So, while adults T cells use adaptive immunity—recognizing specific germs to then fight them later—newborn T cells are activated by proteins associated with innate immunity, the part of the immune system that offers rapid but nonspecific protection against microbes the body has never encountered. “Our paper demonstrates that neonatal T cells are not impaired, they are just different than adult T cells and these differences likely reflect the type of functions that are most useful to the host at distinct stages of life,” Rudd said.

Perhaps one of the most “unexpected findings” from the study, the team noted, is that neonatal CD8+ T cells are more responsive to inflammation than adults because of their ability to undergo chromatin remodeling. “Using a multi-omics approach, we found that the ability of neonatal CD8+ T cells to respond to innate cytokines derives from their capacity to undergo rapid chromatin remodeling, resulting in the usage of a distinct set of enhancers and transcription factors typically found in innate-like T cells,” they stated.

The ability of neonatal T cells to participate in the innate arm of the immune system enables these cells in newborns to do something that most adult T cells cannot: respond during the very first stages of an infection and defend against a wide variety of unknown bacteria, parasites and viruses.

“We know that neonatal T cells don’t protect as well as adult T cells against repeat infections with the same pathogen,” Rud said. “But neonatal T cells actually have an enhanced ability to protect the host against early stages of an initial infection. So, it is not possible to say adult T cells are better than neonatal T cells or neonatal T cells are better than adult T cells. They just have different functions.”

The team also detected the continued persistence of innate-like T cells in adult mice and adult humans, although in smaller numbers for the latter. Following up on the discoveries, Rudd wants to study the neonatal T cells that persist into adulthood in humans. “We are also interested in studying how changes in the relative numbers of neonatal T cells in adults contributes to variation in the susceptibility to infection and outcomes to disease,” he said.

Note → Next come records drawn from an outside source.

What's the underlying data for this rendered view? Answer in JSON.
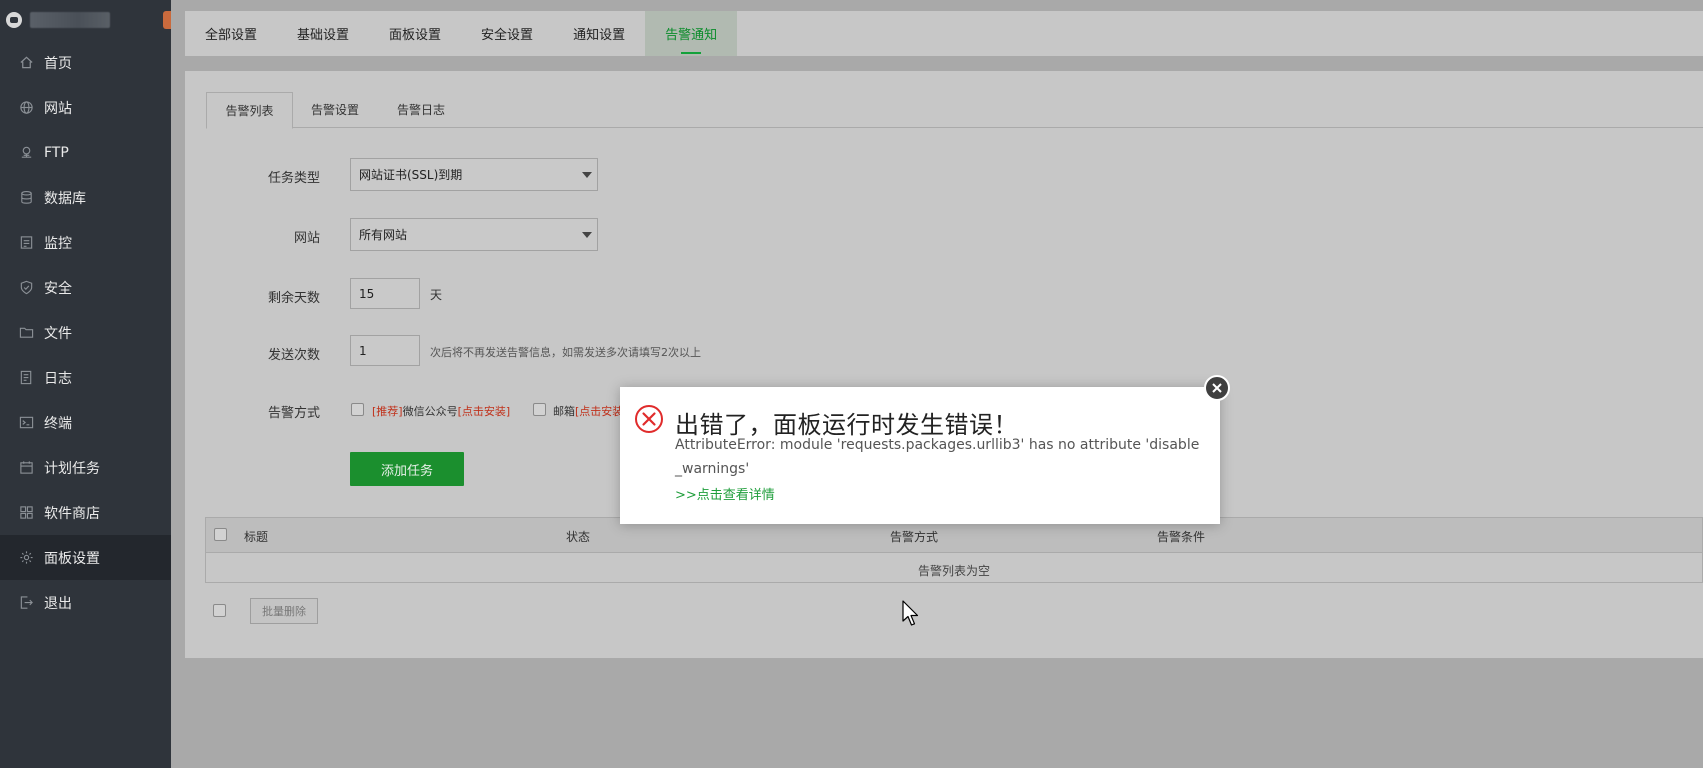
{
  "sidebar": {
    "items": [
      {
        "label": "首页",
        "icon": "home-icon",
        "name": "sidebar-item-home"
      },
      {
        "label": "网站",
        "icon": "globe-icon",
        "name": "sidebar-item-website"
      },
      {
        "label": "FTP",
        "icon": "ftp-icon",
        "name": "sidebar-item-ftp"
      },
      {
        "label": "数据库",
        "icon": "database-icon",
        "name": "sidebar-item-database"
      },
      {
        "label": "监控",
        "icon": "monitor-icon",
        "name": "sidebar-item-monitor"
      },
      {
        "label": "安全",
        "icon": "shield-icon",
        "name": "sidebar-item-security"
      },
      {
        "label": "文件",
        "icon": "folder-icon",
        "name": "sidebar-item-files"
      },
      {
        "label": "日志",
        "icon": "log-icon",
        "name": "sidebar-item-logs"
      },
      {
        "label": "终端",
        "icon": "terminal-icon",
        "name": "sidebar-item-terminal"
      },
      {
        "label": "计划任务",
        "icon": "calendar-icon",
        "name": "sidebar-item-cron"
      },
      {
        "label": "软件商店",
        "icon": "apps-icon",
        "name": "sidebar-item-store"
      },
      {
        "label": "面板设置",
        "icon": "gear-icon",
        "name": "sidebar-item-panel-settings",
        "active": true
      },
      {
        "label": "退出",
        "icon": "logout-icon",
        "name": "sidebar-item-logout"
      }
    ]
  },
  "tabs": [
    "全部设置",
    "基础设置",
    "面板设置",
    "安全设置",
    "通知设置",
    "告警通知"
  ],
  "active_tab": "告警通知",
  "subtabs": [
    "告警列表",
    "告警设置",
    "告警日志"
  ],
  "form": {
    "task_type_label": "任务类型",
    "task_type_value": "网站证书(SSL)到期",
    "site_label": "网站",
    "site_value": "所有网站",
    "days_label": "剩余天数",
    "days_value": "15",
    "days_unit": "天",
    "send_count_label": "发送次数",
    "send_count_value": "1",
    "send_count_hint": "次后将不再发送告警信息，如需发送多次请填写2次以上",
    "method_label": "告警方式",
    "method_wechat_tag": "[推荐]",
    "method_wechat": "微信公众号",
    "method_wechat_install": "[点击安装]",
    "method_email": "邮箱",
    "method_email_install": "[点击安装]",
    "add_button": "添加任务"
  },
  "table": {
    "columns": [
      "标题",
      "状态",
      "告警方式",
      "告警条件"
    ],
    "empty_text": "告警列表为空"
  },
  "batch_delete": "批量删除",
  "modal": {
    "title": "出错了，面板运行时发生错误！",
    "message": "AttributeError: module 'requests.packages.urllib3' has no attribute 'disable_warnings'",
    "link": ">>点击查看详情"
  },
  "colors": {
    "accent": "#1b8f2e",
    "sidebar_bg": "#2f343b",
    "error": "#e02b2b",
    "link": "#1f9e3b"
  }
}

In their paper, the authors considered why the immune system requires a more functionally diverse CD8+ pool of neonatal T cells. They suggested that in early life, the neonatal immune system must protect the host against “a large swath of pathogens,” but with only a constrained set of T cells that lacks immunological memory. “Thus, it is likely beneficial for the neonatal T cell pool to be highly responsive to inflammation and quickly generate a variety of cytokines and effector molecules, in hopes that the cost of making some unnecessary cytokines is outweighed by the benefit of making a variety of cytokines that could potentially be useful against diverse pathogens,” they wrote.

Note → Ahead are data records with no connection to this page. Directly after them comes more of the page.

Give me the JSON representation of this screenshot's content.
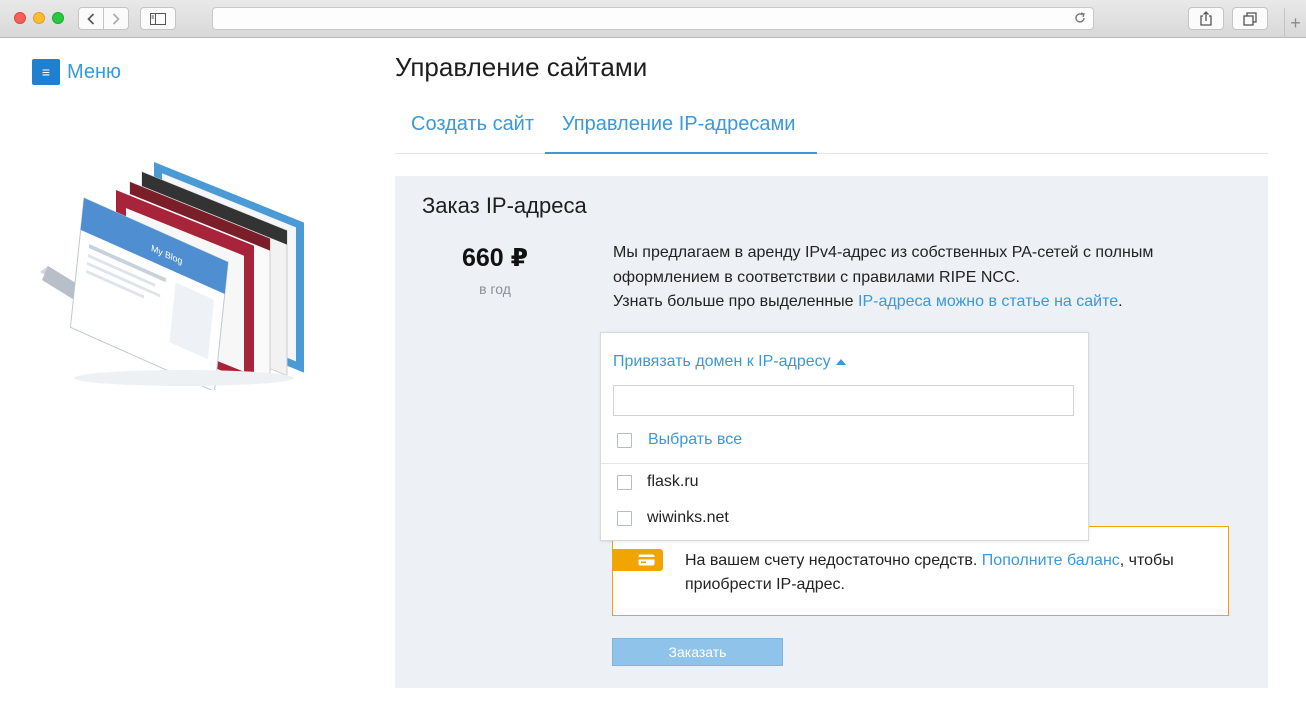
{
  "menu": {
    "label": "Меню"
  },
  "page": {
    "title": "Управление сайтами"
  },
  "tabs": [
    {
      "label": "Создать сайт",
      "active": false
    },
    {
      "label": "Управление IP-адресами",
      "active": true
    }
  ],
  "panel": {
    "title": "Заказ IP-адреса",
    "price": "660 ₽",
    "period": "в год",
    "description": {
      "line1": "Мы предлагаем в аренду IPv4-адрес из собственных PA-сетей с полным оформлением в соответствии с правилами RIPE NCC.",
      "line2_text": "Узнать больше про выделенные ",
      "line2_link": "IP-адреса можно в статье на сайте",
      "line2_end": "."
    }
  },
  "dropdown": {
    "toggle_label": "Привязать домен к IP-адресу",
    "search_value": "",
    "select_all_label": "Выбрать все",
    "domains": [
      "flask.ru",
      "wiwinks.net"
    ]
  },
  "warning": {
    "text": "На вашем счету недостаточно средств. ",
    "link": "Пополните баланс",
    "text_end": ", чтобы приобрести IP-адрес."
  },
  "order_button": {
    "label": "Заказать"
  },
  "colors": {
    "accent": "#3a99d8",
    "warning": "#f0a500",
    "panel_bg": "#edf0f4",
    "button_disabled": "#8fc3ea"
  },
  "icons": {
    "menu": "hamburger-icon",
    "warning": "credit-card-icon"
  }
}
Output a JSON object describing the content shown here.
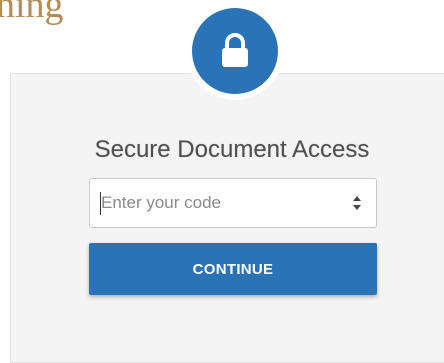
{
  "background": {
    "heading_fragment": "ning"
  },
  "form": {
    "title": "Secure Document Access",
    "code_input": {
      "value": "",
      "placeholder": "Enter your code"
    },
    "continue_label": "CONTINUE"
  },
  "icons": {
    "lock": "lock-icon",
    "spinner": "spinner-arrows-icon"
  },
  "colors": {
    "accent": "#2a73b7",
    "card_background": "#f4f4f4",
    "heading_gold": "#b58d54",
    "title_text": "#505050"
  }
}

The authors say more research will be needed to answer questions relating to the impact of, for example, environmental factors and host genetics, on innate functions of CD8+ T cells, and to better understand the chromatin remodeling in these cells. Moreover, they pointed out, “it will be important to determine how neonatal CD8+ T cells interact with other types of immune cells to provide innate defense. Such studies will broaden our fundamental understanding of immune development and the mechanisms that regulate innate and adaptive functions.”

Previous articlePrime Editing for Isogenic iPSCs, PRINT, Universal In Vivo CAR T Editing, Biogen Q4 Results Disappoint; Andrea Choe
Next articleNovel Autoimmune Disease Trigger Uncovered